[Start of section]

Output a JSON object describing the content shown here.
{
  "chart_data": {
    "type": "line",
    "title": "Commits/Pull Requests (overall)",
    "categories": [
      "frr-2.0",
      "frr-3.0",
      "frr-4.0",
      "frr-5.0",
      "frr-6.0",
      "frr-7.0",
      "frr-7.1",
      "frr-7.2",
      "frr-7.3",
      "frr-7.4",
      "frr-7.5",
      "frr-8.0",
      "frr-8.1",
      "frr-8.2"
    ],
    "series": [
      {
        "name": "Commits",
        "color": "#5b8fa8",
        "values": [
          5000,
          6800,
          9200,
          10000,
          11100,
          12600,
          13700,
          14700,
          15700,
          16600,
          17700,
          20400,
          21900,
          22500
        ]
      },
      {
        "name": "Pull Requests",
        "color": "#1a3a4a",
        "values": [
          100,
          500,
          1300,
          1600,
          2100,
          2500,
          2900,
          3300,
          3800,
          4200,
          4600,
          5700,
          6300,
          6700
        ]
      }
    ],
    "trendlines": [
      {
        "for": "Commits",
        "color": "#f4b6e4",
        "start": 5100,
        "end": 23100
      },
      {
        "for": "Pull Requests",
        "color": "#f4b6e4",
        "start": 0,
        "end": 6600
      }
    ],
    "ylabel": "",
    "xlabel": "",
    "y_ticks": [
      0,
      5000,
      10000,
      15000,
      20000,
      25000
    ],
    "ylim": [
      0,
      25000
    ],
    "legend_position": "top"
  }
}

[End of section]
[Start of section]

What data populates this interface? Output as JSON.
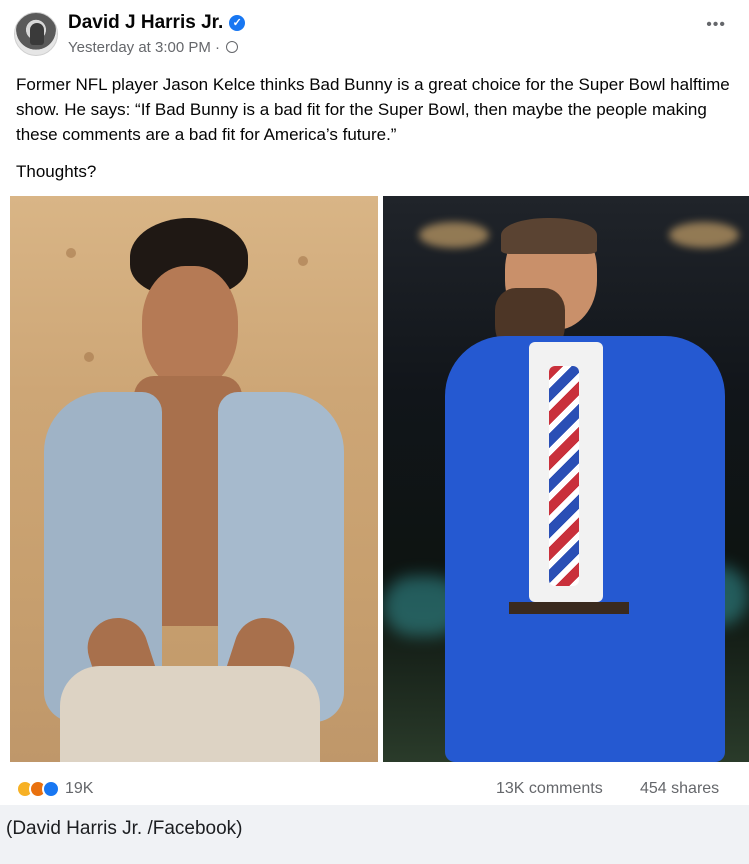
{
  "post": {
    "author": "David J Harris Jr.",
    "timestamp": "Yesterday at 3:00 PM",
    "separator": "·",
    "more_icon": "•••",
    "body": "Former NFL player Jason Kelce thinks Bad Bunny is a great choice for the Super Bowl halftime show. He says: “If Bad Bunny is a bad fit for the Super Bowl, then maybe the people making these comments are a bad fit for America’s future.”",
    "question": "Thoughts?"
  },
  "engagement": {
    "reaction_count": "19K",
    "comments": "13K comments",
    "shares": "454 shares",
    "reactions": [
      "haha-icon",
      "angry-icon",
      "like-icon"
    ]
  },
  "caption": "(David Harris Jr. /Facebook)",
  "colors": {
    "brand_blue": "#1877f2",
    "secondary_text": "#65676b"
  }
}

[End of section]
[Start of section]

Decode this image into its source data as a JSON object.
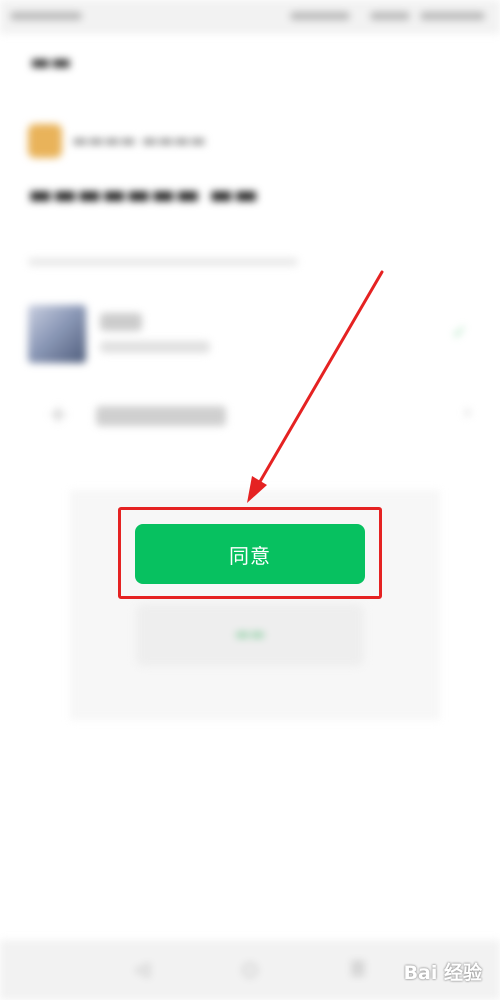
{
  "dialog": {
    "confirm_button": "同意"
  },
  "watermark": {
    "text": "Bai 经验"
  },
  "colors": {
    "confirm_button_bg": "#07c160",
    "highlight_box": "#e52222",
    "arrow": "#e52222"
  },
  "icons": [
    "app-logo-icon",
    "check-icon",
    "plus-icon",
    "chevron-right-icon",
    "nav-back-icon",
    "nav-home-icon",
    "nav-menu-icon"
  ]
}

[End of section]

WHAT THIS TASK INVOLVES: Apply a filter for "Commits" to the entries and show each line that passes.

THE ANSWER:
    "title": "Commits/Pull Requests (overall)",
        "name": "Commits",
        "for": "Commits",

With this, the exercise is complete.